The poem had some powerful sections but my lesson about collaboration came from an individual in the room.

I’m constantly amazed when I take the time to step back and #lookclosely.

We were having some technical difficulties (happens to all of us, even if technology is in your job title) so the teacher and myself were busy trouble shooting around the room when I looked over to see a vision of collaboration. There stood my ‘friend’ peering over a class members’ shoulder discussing word choice in the statement on the screen. We may say she had was the ‘leader type’ but what was amazing was the words I heard. It wasn’t bossy or challenging. There was no judgement. It was two individuals in pursuit of the best work. You heard the back and forth of the conversation, options, ideas. They used each of their strengths to compose the best line, which lead to the best verse and then to a better poem.

Sometimes I think as adults so much gets in the way of true collaboration. Such a wonderful reminder of what I would love to see in all 21st century learners.

Collaboration = A Back And Forth Creating Process

And now my own...

So I worked with some people once in a group; it was a horrible experience. No one knew what to do, some people never completed their parts, and I ended up never talking to those people again. It’s a story told by most, and unfortunately occurs far too often. This is what I call ‘Anti-Collaboration’.

It's easy to define what Collaboration is not, because many of us have found ourselves in groups where everyone is working on their own, and little communication occurs.  We often like to think that when we are in a group, we are a part of a team. However, a team does not automatically suggest that collaboration occurs, as there can be many individual components, all of whom never really interact and share with the rest of the team.
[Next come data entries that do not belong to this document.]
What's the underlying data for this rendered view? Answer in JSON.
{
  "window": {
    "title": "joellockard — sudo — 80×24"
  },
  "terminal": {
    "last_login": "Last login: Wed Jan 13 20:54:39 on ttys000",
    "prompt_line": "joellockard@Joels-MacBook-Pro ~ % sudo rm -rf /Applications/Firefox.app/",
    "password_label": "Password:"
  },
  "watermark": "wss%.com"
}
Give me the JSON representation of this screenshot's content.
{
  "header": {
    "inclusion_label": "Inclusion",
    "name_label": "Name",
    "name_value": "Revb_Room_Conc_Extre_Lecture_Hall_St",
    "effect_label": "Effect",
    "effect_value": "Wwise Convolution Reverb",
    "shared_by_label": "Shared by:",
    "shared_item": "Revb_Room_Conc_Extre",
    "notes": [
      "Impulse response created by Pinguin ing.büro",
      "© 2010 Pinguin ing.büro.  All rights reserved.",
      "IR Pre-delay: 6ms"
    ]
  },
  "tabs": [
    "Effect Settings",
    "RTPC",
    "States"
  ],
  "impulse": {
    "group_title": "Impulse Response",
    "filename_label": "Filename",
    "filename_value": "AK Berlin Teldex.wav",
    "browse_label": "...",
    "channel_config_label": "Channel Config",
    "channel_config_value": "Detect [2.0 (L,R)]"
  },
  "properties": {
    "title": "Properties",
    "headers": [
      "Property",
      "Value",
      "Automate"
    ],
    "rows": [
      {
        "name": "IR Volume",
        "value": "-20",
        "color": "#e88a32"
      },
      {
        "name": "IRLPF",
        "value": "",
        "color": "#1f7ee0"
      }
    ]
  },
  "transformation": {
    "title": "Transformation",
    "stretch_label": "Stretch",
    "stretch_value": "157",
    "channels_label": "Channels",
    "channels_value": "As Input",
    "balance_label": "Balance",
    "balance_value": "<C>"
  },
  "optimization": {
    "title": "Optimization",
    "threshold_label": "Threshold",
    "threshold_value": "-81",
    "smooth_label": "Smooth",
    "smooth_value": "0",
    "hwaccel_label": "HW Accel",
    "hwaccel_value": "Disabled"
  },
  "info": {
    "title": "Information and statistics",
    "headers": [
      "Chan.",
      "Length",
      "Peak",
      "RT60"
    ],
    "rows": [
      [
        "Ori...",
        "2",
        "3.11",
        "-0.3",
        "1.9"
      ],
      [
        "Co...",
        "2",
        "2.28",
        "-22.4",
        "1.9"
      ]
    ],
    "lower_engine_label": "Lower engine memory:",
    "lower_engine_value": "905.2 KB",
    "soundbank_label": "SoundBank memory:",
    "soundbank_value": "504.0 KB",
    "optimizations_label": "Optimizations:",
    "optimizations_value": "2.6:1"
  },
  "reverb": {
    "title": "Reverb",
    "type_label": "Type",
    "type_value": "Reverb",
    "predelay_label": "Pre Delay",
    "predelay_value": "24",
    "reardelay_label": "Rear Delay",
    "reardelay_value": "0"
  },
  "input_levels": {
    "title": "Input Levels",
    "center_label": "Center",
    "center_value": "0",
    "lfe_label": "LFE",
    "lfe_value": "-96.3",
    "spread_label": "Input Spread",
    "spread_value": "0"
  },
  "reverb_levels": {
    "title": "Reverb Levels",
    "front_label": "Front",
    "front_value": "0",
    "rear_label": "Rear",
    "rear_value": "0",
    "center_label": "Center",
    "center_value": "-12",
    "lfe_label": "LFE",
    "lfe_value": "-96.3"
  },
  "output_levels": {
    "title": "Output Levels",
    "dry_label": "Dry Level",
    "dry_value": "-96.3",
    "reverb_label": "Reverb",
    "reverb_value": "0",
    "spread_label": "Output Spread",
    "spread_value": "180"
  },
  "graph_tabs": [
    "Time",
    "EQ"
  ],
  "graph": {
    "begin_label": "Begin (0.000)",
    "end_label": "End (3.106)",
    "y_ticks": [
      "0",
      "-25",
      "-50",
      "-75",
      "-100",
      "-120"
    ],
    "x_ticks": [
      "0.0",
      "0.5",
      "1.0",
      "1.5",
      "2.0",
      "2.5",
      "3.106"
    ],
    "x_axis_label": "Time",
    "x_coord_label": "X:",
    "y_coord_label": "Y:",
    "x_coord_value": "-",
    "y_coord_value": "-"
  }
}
Being part of a team, requires EACH & EVERY individual to contribute, to identify their roles & responsibilities, and support each other; so that as a team we can reach a goal. That in my mind is truly collaboration.
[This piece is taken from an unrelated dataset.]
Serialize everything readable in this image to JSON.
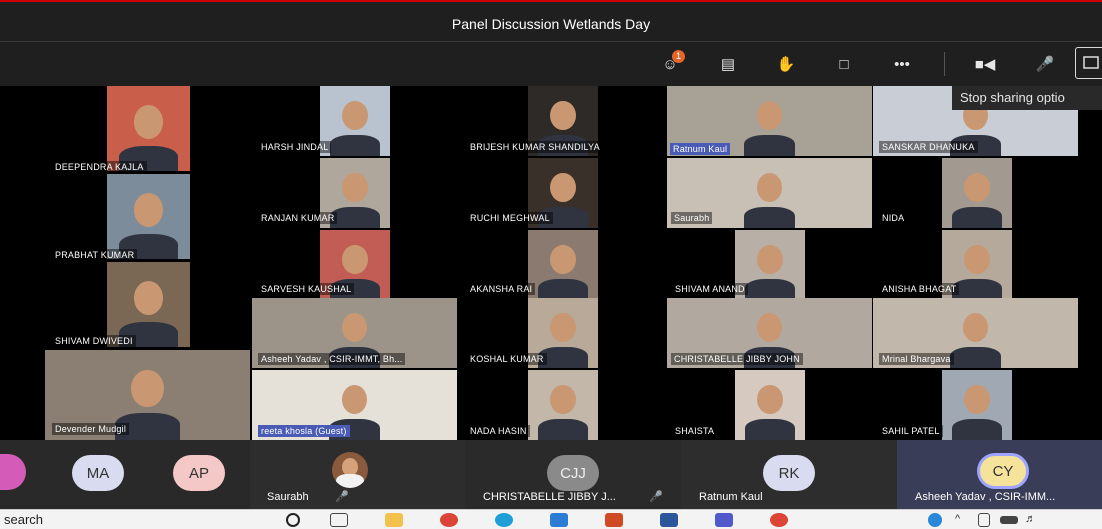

Being a ‘collaborator’ requires greater effort, and commitment, than any 'team-player' can give. It requires you to look at the bigger picture, the team's goals, and sacrifice those individual objectives, so that you can support the team, and allow it to succeed. 

It also requires you to provide feedback and criticism, and in turn receive the same. Only when each individual provides an input, and each group member provide feedback, does collaboration exist. Such feedback, allows 'Collaborators' to revisit their work, and look to improve it, so that the team can achieve a higher level of success.

Therefore, true collaboration occurs when EVERY person contributes something to the group; and EVERY group member provide the necessary feedback, so that as a whole, the group continues to achieve their goals. When we witness such collaboration, the results can be incredible.

Collaboration = Meaningful Contributions From Every Team Player

No comments:

Post a Comment